Every call needs a mix of partners in order to fill its requirements, but finding the right partner is often easier said than done. Many researchers find it difficult to know where to start the search for new research partners. Indeed, searching for partners can be quite time consuming, especially with limited time and resources.
1. Take all lessons you’ve learned so far and mix until homogenous
What did we learn in Horizon 2020 in terms of building up a consortium? First of all, you need to know exactly what your topic requires, how to match that with your idea and the expertise you need for your project’s success.
Secondly, “united in diversity” ingredient applies. Why united? Because partners should all be committed and motivated, looking to develop sustainable strategies and wanting to go on with the results beyond the project lifetime. Diversity? Yes, you heard me well: geographically and from different disciplines and sectors. Get as many countries as you need and all the expertise you needfor you project. I am emphasizing need as each project is unique – there is no standard consortium recipe.
And do not forget the secret ingredient (not so secret anymore now): complementarity. As people complement each other in relationships, you should make sure the partners complement each other – so choose wisely if you aim to succeed with your proposal and future project.
2. Make good use of all available tools
Now let’s talk tools: from Google to your own network to more EU-sophisticated tools, try them all! Keep Google for an initial search – especially when you are looking for partners in other areas than yours. Mind your network – it is gold! – check who would fit the expertise needed and ask around. To narrow it down even more, depending on the type of discipline or sector you would need for your project, there are plenty of tools: the Funding & Tenders Portal “Partner search” function, CORDIS, National Contact Points (NCPs), stand on top of our mind right now. Make these tools your best friends in your next quest for partners.
Last but not least, be a project enthusiast and social butterfly: participate in all conferences and brokerage events you are interested in and where you might find your next project partner. Mingle with people at events and pitch your project idea – this will get you closer to your winning consortium. This may be a bit difficult now, but mingling is also possible online! Professional networks like LinkedIn and online events are an excellent way to find people with same interests.
3. "Gotta catch ‘em all" and keep them close

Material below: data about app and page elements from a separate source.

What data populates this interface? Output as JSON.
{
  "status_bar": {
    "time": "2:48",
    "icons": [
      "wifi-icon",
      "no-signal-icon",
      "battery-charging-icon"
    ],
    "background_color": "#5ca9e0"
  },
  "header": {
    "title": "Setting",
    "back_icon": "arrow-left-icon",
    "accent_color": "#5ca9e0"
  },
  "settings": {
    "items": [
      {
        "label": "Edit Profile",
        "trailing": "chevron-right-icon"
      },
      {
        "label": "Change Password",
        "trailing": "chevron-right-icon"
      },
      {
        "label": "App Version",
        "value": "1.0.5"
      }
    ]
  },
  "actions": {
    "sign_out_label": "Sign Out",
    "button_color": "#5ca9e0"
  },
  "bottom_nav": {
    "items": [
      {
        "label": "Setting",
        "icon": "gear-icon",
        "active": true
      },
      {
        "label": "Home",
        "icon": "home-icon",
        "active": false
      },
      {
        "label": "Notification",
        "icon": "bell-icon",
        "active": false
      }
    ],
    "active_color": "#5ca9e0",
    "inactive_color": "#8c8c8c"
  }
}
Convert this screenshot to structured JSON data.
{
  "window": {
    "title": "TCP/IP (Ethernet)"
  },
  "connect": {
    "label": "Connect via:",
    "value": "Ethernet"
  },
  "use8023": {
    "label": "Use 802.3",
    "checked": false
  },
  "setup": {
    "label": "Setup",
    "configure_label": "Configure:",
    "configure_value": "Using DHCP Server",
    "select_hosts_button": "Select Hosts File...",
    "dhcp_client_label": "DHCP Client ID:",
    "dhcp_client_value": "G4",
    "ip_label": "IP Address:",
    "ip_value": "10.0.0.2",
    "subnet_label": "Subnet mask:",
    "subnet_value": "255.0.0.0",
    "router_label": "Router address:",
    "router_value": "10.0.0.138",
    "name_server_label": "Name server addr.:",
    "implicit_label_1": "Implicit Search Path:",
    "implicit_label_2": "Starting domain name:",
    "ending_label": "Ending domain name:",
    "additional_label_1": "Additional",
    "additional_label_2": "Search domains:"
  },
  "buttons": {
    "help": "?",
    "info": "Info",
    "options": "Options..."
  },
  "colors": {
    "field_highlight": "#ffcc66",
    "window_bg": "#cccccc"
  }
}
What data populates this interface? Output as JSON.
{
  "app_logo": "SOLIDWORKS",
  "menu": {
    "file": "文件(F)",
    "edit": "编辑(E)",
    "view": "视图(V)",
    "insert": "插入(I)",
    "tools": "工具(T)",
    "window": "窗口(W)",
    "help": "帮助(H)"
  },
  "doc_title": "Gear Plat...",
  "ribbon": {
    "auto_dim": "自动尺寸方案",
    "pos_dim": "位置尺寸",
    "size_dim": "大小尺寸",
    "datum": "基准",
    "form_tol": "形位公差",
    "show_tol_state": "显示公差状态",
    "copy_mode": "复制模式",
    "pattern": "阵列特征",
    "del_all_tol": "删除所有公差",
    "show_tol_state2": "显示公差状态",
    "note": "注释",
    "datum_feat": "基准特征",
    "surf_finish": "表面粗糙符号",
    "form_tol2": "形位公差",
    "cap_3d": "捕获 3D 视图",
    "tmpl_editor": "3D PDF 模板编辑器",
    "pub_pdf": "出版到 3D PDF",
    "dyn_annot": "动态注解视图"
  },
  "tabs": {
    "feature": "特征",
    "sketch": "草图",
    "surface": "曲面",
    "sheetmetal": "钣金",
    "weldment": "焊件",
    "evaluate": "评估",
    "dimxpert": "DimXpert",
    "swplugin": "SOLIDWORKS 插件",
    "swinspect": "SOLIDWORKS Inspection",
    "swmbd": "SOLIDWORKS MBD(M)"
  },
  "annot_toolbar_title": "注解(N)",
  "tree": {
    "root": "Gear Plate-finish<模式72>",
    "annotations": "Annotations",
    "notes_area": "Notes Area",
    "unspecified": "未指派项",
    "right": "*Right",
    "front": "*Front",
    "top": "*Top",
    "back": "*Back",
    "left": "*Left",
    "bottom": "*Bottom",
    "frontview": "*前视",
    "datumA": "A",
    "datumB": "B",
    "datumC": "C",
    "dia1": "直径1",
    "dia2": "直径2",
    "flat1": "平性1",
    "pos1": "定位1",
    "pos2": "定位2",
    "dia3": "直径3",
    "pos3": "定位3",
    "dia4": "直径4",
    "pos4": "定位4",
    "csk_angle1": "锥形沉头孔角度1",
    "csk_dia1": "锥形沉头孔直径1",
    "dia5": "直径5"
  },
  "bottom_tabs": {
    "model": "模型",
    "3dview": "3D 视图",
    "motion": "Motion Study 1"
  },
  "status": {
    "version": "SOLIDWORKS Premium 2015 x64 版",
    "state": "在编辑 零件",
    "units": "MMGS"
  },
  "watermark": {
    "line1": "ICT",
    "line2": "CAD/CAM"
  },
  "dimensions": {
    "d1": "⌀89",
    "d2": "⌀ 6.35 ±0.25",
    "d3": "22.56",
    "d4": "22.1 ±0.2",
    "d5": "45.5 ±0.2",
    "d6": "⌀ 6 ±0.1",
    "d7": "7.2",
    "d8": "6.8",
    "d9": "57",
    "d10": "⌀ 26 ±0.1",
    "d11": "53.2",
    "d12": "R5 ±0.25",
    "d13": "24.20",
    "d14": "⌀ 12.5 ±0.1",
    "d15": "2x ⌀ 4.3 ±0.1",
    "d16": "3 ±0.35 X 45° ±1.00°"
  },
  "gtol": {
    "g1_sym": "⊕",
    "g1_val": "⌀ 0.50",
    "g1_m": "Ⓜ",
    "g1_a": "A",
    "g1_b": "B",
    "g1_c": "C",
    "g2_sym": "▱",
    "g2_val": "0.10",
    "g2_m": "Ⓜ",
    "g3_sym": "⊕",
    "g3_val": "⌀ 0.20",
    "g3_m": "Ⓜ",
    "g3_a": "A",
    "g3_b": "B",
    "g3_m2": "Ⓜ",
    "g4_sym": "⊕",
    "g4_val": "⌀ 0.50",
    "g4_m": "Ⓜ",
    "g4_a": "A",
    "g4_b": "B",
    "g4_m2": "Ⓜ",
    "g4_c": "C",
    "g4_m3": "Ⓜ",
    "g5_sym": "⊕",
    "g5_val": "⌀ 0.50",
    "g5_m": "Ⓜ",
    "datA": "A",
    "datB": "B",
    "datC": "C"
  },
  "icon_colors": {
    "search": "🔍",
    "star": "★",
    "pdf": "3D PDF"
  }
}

In your quest, scout your partners with a concept note – this is where you give an idea on what your project is about and explain to your potential partner what their role would be. This is where you mobilize all your pitching and persuasion skills. Make it catchy and sell it to them – why? Because some partners might be more popular than you thought, so everybody (including competing consortia) will want to be their friends (like those popular kids in high school). The other side of this story is that you should know how to keep them close and engaged after you get them on board. Celebration and chill times do not come when you managed to secure your partnership, but when you successfully submitted your proposal. Engage them and be the “social glue” your consortium needs. It is going to pay off having a committed team once you win that project and will have to implement it for several years (this is also for when you go out for dinners and drinks together).
This article is written in a cooperation with our valued partner Europa Media Trainings.